  9. ^ The Rev. J. Richard Peck (2011). "Do United Methodists believe in saints?". The United Methodist Church. Retrieved 31 October 2011. "We also recognize and celebrate All Saints' Day (Nov. 1) and "all the saints who from their labors rest". United Methodists call people "saints" because they exemplified the Christian life. In this sense, every Christian can be considered a saint." 
  10. ^ The date in Vita Euthymii, not printed until 1888 "makes it seem practically (though not absolutely) certain that she died on 10 Nov. 893".(Downey 1956, pp. 301–305)
  11. ^ Downey 1956, pp. 301-305.
  12. ^ a b Mershman, Francis. "All Saints' Day." The Catholic Encyclopedia. Vol. 1. New York: Robert Appleton Company, 1907. 2 Mar. 2014
  13. ^ C. Smith The New Catholic Encyclopedia 1967: s.v. "Feast of All Saints", p. 318.
  14. ^ For example, Violet Alford ("The Cat Saint", Folklore 52.3 [September 1941:161-183] p. The FRench celebtrate it.181 note 56) observes that "Saints were often confounded with the Lares or Dead. Repasts for both were prepared in early Christian times, and All Saints' Day was transferred in 835 to November 1st from one of the days in May which were the old Lemuralia"; Alford notes Pierre Saintyves, Les saints successeurs des dieux, Paris 1906 (sic, i.e. 1907).
  15. ^ a b c d Chisholm 1911.
  16. ^ "All Saints' Day", The Oxford Dictionary of the Christian Church, 3rd edition, ed. E. A. Livingstone (Oxford: Oxford University Press, 1997), 41-42; The New Catholic Encyclopedia, eo.loc.
  17. ^ Hutton, Ronald (1996). Stations of the Sun: A History of the Ritual Year in Britain. New York: Oxford Paperbacks. ISBN 0-19-285448-8. 
  18. ^ 2011 Business Mirror - Government bans sharp instruments and guns during All saints day

References[edit]

  • Glanville, Downey (1956). "The Church of All Saints (Church of St. Theophano) near the Church of the Holy Apostles at Constantinople". Dumbarton Oaks Papers 9/10: 301–305. 
Attribution

Further reading[edit]

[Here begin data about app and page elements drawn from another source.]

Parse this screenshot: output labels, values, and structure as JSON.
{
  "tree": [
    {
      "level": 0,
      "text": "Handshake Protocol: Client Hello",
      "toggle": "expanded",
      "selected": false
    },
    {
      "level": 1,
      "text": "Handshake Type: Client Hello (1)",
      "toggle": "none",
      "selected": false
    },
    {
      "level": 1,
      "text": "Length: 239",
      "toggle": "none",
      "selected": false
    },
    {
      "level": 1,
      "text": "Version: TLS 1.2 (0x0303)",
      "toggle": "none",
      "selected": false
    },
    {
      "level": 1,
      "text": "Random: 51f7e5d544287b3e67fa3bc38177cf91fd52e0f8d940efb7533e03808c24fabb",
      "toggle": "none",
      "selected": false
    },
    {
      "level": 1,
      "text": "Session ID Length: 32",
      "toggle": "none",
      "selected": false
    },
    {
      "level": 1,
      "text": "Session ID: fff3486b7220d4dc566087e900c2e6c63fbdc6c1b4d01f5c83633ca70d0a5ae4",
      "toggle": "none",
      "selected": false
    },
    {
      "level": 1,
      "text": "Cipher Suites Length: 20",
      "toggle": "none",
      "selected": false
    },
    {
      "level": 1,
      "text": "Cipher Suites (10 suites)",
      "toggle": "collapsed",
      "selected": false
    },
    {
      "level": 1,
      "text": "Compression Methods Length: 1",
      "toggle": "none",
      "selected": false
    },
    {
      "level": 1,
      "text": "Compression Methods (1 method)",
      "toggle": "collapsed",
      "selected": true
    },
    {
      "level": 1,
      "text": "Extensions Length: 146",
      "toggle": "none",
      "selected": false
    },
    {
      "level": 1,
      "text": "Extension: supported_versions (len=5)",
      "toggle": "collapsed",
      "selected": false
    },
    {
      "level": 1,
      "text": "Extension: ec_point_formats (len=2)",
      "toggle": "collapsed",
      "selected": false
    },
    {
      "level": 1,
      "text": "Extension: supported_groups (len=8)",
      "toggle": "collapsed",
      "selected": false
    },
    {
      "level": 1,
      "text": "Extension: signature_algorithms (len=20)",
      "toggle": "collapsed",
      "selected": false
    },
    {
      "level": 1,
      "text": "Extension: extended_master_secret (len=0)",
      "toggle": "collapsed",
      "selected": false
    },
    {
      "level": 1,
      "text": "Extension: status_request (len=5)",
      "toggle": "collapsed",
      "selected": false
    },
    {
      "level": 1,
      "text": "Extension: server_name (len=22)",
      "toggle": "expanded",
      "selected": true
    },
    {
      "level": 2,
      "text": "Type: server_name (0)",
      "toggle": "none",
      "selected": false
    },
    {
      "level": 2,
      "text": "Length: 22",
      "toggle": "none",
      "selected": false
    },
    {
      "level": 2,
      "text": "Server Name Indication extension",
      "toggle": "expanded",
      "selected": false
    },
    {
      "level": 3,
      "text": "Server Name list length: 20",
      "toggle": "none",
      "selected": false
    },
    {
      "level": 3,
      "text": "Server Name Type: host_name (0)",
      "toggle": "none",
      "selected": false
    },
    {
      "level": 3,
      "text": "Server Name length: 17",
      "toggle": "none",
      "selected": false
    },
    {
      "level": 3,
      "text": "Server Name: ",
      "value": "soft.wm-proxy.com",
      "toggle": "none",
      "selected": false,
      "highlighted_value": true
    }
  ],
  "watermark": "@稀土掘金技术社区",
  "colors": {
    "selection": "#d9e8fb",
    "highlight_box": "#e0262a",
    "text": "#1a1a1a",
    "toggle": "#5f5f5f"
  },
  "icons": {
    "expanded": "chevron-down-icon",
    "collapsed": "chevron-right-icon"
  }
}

Langgärtner, Georg. "All Saints' Day." In The Encyclopedia of Christianity, edited by Erwin Fahlbusch and Geoffrey William Bromiley, 41. Vol. 1. Grand Rapids: Wm. B. Eerdmans, 1999. ISBN 0802824137

External links[edit]